Directions for this task:
If a line in the entries contains the string "Cream", include that line in your answer.

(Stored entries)
+ + + + +

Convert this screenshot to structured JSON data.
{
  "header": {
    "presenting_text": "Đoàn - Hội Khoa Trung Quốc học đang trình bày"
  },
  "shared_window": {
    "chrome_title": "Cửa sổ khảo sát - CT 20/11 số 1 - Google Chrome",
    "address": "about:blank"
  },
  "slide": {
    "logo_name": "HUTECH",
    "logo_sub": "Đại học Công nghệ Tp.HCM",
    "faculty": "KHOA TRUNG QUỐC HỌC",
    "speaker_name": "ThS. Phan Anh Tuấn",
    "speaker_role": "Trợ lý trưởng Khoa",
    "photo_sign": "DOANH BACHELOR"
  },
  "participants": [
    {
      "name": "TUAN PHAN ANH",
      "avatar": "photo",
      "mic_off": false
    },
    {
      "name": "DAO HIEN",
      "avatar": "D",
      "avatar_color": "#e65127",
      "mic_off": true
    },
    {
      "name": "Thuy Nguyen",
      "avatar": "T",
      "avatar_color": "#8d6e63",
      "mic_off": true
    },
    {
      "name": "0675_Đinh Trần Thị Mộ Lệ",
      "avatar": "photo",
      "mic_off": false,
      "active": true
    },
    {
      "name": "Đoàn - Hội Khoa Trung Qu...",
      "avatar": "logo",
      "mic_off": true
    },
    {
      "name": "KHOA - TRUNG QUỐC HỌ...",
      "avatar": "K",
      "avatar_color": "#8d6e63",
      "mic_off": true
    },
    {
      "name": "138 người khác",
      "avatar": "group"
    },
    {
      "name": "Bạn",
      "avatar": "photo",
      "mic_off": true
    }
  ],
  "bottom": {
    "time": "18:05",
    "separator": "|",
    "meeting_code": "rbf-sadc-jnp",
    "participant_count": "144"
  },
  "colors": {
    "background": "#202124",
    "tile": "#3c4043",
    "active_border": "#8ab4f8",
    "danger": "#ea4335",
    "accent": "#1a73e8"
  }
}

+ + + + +

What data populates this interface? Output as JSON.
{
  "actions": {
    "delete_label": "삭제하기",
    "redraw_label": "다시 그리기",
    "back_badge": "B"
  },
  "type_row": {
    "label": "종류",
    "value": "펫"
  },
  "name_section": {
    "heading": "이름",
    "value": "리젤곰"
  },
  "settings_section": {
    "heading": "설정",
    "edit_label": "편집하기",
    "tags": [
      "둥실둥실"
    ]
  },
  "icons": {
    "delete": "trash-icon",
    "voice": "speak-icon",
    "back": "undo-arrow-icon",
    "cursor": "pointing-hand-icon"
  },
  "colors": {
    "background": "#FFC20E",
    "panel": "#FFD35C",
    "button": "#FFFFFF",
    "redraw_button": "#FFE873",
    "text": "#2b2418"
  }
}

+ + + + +

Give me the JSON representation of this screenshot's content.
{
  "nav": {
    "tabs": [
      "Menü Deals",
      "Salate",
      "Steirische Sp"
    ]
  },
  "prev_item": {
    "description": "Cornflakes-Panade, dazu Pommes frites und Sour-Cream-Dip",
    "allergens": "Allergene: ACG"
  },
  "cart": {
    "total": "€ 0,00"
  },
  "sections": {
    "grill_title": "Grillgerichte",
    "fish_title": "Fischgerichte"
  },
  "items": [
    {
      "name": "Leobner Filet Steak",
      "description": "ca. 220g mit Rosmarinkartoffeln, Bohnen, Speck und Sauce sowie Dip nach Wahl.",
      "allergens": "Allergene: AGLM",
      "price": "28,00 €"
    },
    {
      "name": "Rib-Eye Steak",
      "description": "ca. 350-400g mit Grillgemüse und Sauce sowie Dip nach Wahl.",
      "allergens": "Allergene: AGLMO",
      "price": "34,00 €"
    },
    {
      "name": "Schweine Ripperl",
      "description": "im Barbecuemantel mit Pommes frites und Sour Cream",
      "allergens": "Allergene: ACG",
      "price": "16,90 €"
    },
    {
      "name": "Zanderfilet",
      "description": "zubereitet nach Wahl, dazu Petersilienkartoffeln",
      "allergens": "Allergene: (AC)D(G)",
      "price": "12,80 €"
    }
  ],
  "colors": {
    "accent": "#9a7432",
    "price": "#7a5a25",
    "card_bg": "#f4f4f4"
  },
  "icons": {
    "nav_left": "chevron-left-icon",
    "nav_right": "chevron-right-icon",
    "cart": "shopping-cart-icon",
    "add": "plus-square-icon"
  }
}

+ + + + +

Expected output:
    "description": "Cornflakes-Panade, dazu Pommes frites und Sour-Cream-Dip",
      "description": "im Barbecuemantel mit Pommes frites und Sour Cream",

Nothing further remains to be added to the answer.